Your answer is on the screen and you want to save it. You then press shift + RCL (STO), and then press the key of the letter you’d like to save the number as, without pressing alpha first.

For example, I want to save the result of 2+3 as the variable D. I type 2+3 and press = to display the result. I then press shift + RCL, and then press sin. Note after pressing STO, you will see a STO option appear on the screen.

The value of 5 has then been saved to the letter D.

M is a special value of memory which has an interesting option.

You can add or subtract a number to M very easily by pressing M+ or M- (shift + M+).

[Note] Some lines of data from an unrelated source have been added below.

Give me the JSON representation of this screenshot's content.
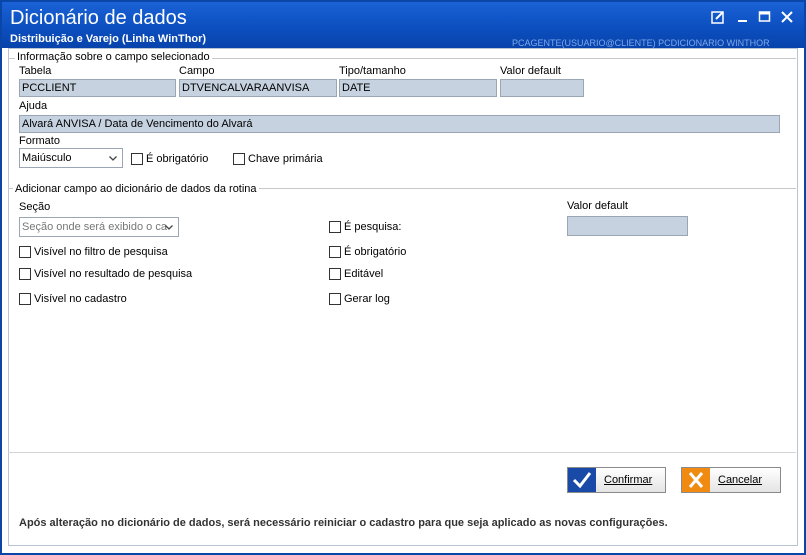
{
  "window": {
    "title": "Dicionário de dados",
    "subtitle": "Distribuição e Varejo (Linha WinThor)",
    "bg_text": "PCAGENTE(USUARIO@CLIENTE) PCDICIONARIO WINTHOR"
  },
  "selected_field": {
    "group_label": "Informação sobre o campo selecionado",
    "tabela_label": "Tabela",
    "tabela_value": "PCCLIENT",
    "campo_label": "Campo",
    "campo_value": "DTVENCALVARAANVISA",
    "tipo_label": "Tipo/tamanho",
    "tipo_value": "DATE",
    "valor_default_label": "Valor default",
    "valor_default_value": "",
    "ajuda_label": "Ajuda",
    "ajuda_value": "Alvará ANVISA / Data  de Vencimento do Alvará",
    "formato_label": "Formato",
    "formato_value": "Maiúsculo",
    "obrigatorio_label": "É obrigatório",
    "chave_label": "Chave primária"
  },
  "add_field": {
    "group_label": "Adicionar campo ao dicionário de dados da rotina",
    "secao_label": "Seção",
    "secao_placeholder": "Seção onde será exibido o ca",
    "valor_default_label": "Valor default",
    "visivel_filtro_label": "Visível no filtro de pesquisa",
    "visivel_resultado_label": "Visível no resultado de pesquisa",
    "visivel_cadastro_label": "Visível no cadastro",
    "e_pesquisa_label": "É pesquisa:",
    "e_obrigatorio_label": "É obrigatório",
    "editavel_label": "Editável",
    "gerar_log_label": "Gerar log"
  },
  "buttons": {
    "confirmar": "Confirmar",
    "cancelar": "Cancelar"
  },
  "footer": "Após alteração no dicionário de dados, será necessário reiniciar o cadastro para que seja aplicado as novas configurações.",
  "colors": {
    "titlebar": "#0c4fc0",
    "field_bg": "#c6d2e0",
    "confirm_icon": "#1a4aa8",
    "cancel_icon": "#f08a10"
  }
}
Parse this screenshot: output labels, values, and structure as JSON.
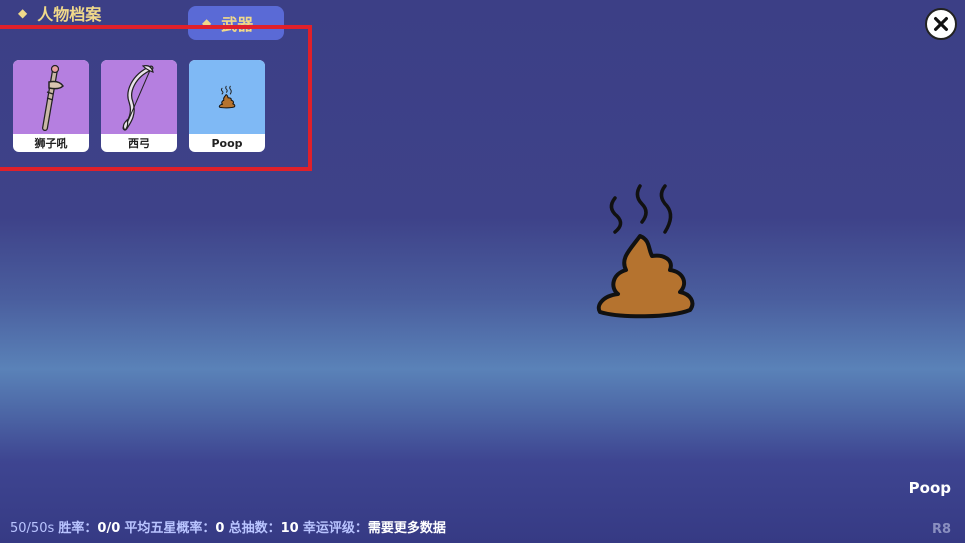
{
  "tabs": [
    {
      "label": "人物档案",
      "active": false
    },
    {
      "label": "武器",
      "active": true
    }
  ],
  "weapons": [
    {
      "name": "狮子吼",
      "icon": "staff-icon",
      "bg": "#b57fe0"
    },
    {
      "name": "西弓",
      "icon": "bow-icon",
      "bg": "#b57fe0"
    },
    {
      "name": "Poop",
      "icon": "poop-icon",
      "bg": "#7fb9f5"
    }
  ],
  "selected": {
    "name": "Poop",
    "icon": "poop-icon"
  },
  "status": {
    "time": "50/50s",
    "win_rate_label": "胜率：",
    "win_rate": "0/0",
    "avg5_label": "平均五星概率：",
    "avg5": "0",
    "total_label": "总抽数：",
    "total": "10",
    "luck_label": "幸运评级：",
    "luck": "需要更多数据"
  },
  "version": "R8",
  "colors": {
    "highlight": "#e0202a",
    "active_tab": "#5a6ad6",
    "tab_text": "#f0d98a"
  }
}
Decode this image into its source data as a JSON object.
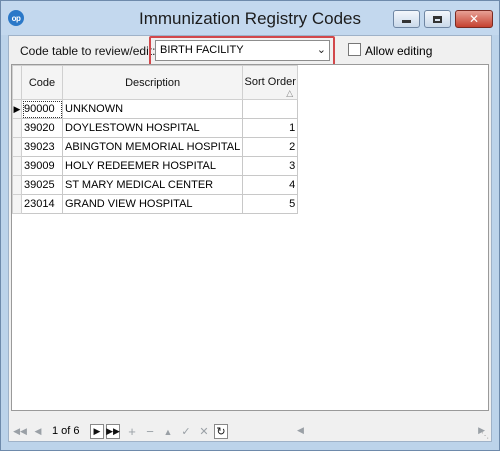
{
  "window": {
    "title": "Immunization Registry Codes",
    "app_icon_text": "op",
    "close_glyph": "✕"
  },
  "toolbar": {
    "code_table_label": "Code table to review/edit:",
    "selected_table": "BIRTH FACILITY",
    "allow_editing_label": "Allow editing",
    "allow_editing_checked": false
  },
  "grid": {
    "columns": [
      "Code",
      "Description",
      "Sort Order"
    ],
    "rows": [
      {
        "code": "90000",
        "description": "UNKNOWN",
        "sort_order": ""
      },
      {
        "code": "39020",
        "description": "DOYLESTOWN HOSPITAL",
        "sort_order": "1"
      },
      {
        "code": "39023",
        "description": "ABINGTON MEMORIAL HOSPITAL",
        "sort_order": "2"
      },
      {
        "code": "39009",
        "description": "HOLY REDEEMER HOSPITAL",
        "sort_order": "3"
      },
      {
        "code": "39025",
        "description": "ST MARY MEDICAL CENTER",
        "sort_order": "4"
      },
      {
        "code": "23014",
        "description": "GRAND VIEW HOSPITAL",
        "sort_order": "5"
      }
    ]
  },
  "navigator": {
    "position_text": "1 of 6"
  },
  "colors": {
    "highlight_border": "#d2484b",
    "title_bar": "#c3d8ee"
  }
}
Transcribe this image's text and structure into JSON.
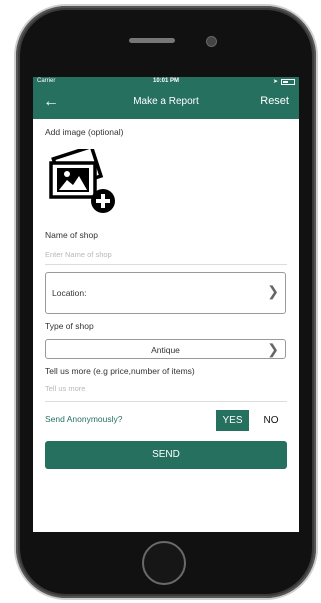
{
  "status_bar": {
    "carrier": "Carrier",
    "time": "10:01 PM"
  },
  "header": {
    "back_icon": "arrow-left-icon",
    "title": "Make a Report",
    "reset_label": "Reset"
  },
  "form": {
    "add_image_label": "Add image (optional)",
    "add_image_icon": "add-image-icon",
    "shop_name_label": "Name of shop",
    "shop_name_placeholder": "Enter Name of shop",
    "location_label": "Location:",
    "type_label": "Type of shop",
    "type_value": "Antique",
    "more_label": "Tell us more (e.g price,number of items)",
    "more_placeholder": "Tell us  more",
    "anonymous_label": "Send Anonymously?",
    "yes_label": "YES",
    "no_label": "NO",
    "anonymous_selected": "YES",
    "send_label": "SEND"
  },
  "colors": {
    "accent": "#267060",
    "background": "#ffffff"
  }
}
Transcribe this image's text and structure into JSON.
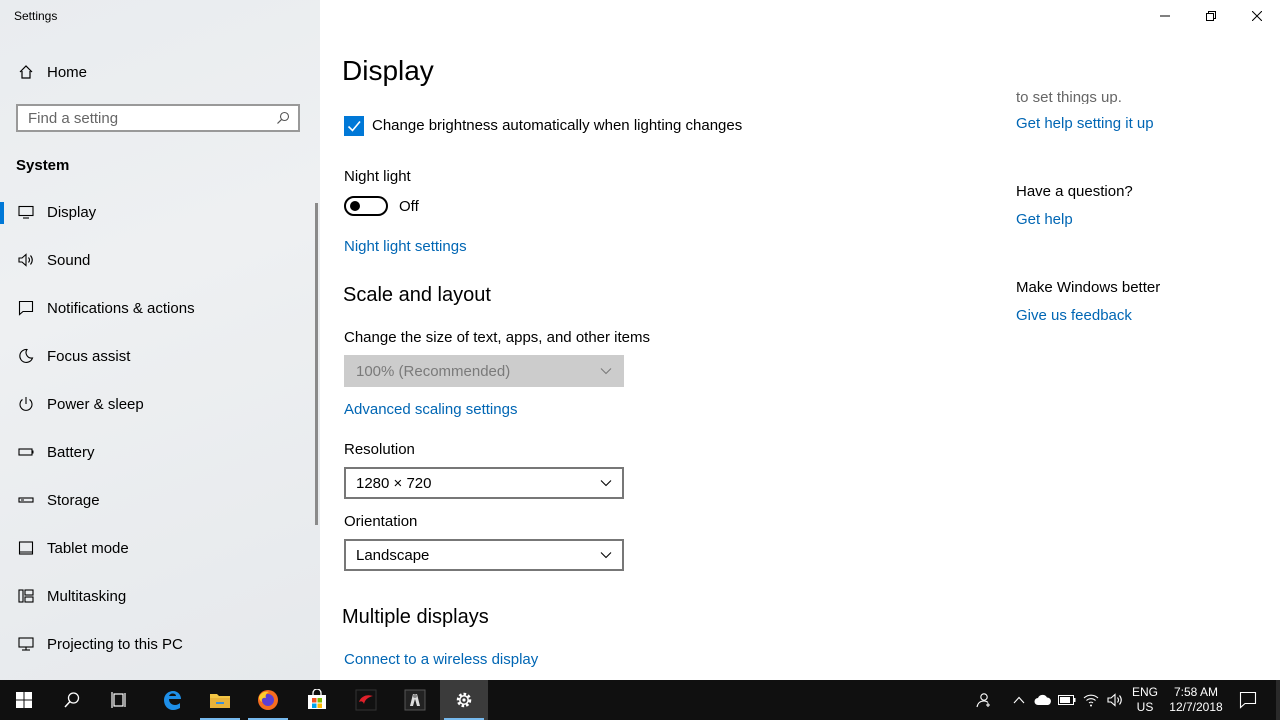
{
  "window": {
    "title": "Settings",
    "controls": {
      "minimize": "minimize-icon",
      "restore": "restore-icon",
      "close": "close-icon"
    }
  },
  "sidebar": {
    "home_label": "Home",
    "search_placeholder": "Find a setting",
    "section": "System",
    "items": [
      {
        "label": "Display",
        "icon": "monitor-icon",
        "active": true
      },
      {
        "label": "Sound",
        "icon": "speaker-icon"
      },
      {
        "label": "Notifications & actions",
        "icon": "notification-icon"
      },
      {
        "label": "Focus assist",
        "icon": "moon-icon"
      },
      {
        "label": "Power & sleep",
        "icon": "power-icon"
      },
      {
        "label": "Battery",
        "icon": "battery-icon"
      },
      {
        "label": "Storage",
        "icon": "storage-icon"
      },
      {
        "label": "Tablet mode",
        "icon": "tablet-icon"
      },
      {
        "label": "Multitasking",
        "icon": "multitasking-icon"
      },
      {
        "label": "Projecting to this PC",
        "icon": "projector-icon"
      }
    ]
  },
  "main": {
    "title": "Display",
    "brightness_checkbox": {
      "label": "Change brightness automatically when lighting changes",
      "checked": true
    },
    "night_light": {
      "heading": "Night light",
      "state": "Off",
      "settings_link": "Night light settings"
    },
    "scale_layout": {
      "heading": "Scale and layout",
      "size_label": "Change the size of text, apps, and other items",
      "size_value": "100% (Recommended)",
      "advanced_link": "Advanced scaling settings",
      "resolution_label": "Resolution",
      "resolution_value": "1280 × 720",
      "orientation_label": "Orientation",
      "orientation_value": "Landscape"
    },
    "multiple_displays": {
      "heading": "Multiple displays",
      "wireless_link": "Connect to a wireless display"
    }
  },
  "right": {
    "cutoff_text": "to set things up.",
    "help_setup_link": "Get help setting it up",
    "question_heading": "Have a question?",
    "get_help_link": "Get help",
    "better_heading": "Make Windows better",
    "feedback_link": "Give us feedback"
  },
  "taskbar": {
    "apps": [
      "start-icon",
      "search-icon",
      "task-view-icon",
      "edge-icon",
      "file-explorer-icon",
      "firefox-icon",
      "store-icon",
      "game-app-icon",
      "app-icon",
      "settings-gear-icon"
    ],
    "lang_line1": "ENG",
    "lang_line2": "US",
    "time": "7:58 AM",
    "date": "12/7/2018"
  },
  "colors": {
    "accent": "#0078d7",
    "link": "#0066b4",
    "taskbar": "#101010"
  }
}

For example, if M contains the value of 7, and you want to add or subtract 5 to it, then you just press 5 and = to get it on the screen, and then press M+ or M-.

M will now contain either 12 or 2 depending on whether M+ or M- was pressed.

### Thanks for Reading

Wow. That was quite a read, it certainly took a while to edit all of the maths typing.

If you’d like to learn about how I type the maths symbols, or have any questions about any of the buttons, you can leave a comment below, or contact me here.

If you’d like some more information about these buttons, you can take a look at the manual on the Casio website here.

I hope you enjoyed, and if you did, why not take a look around and find something else interesting?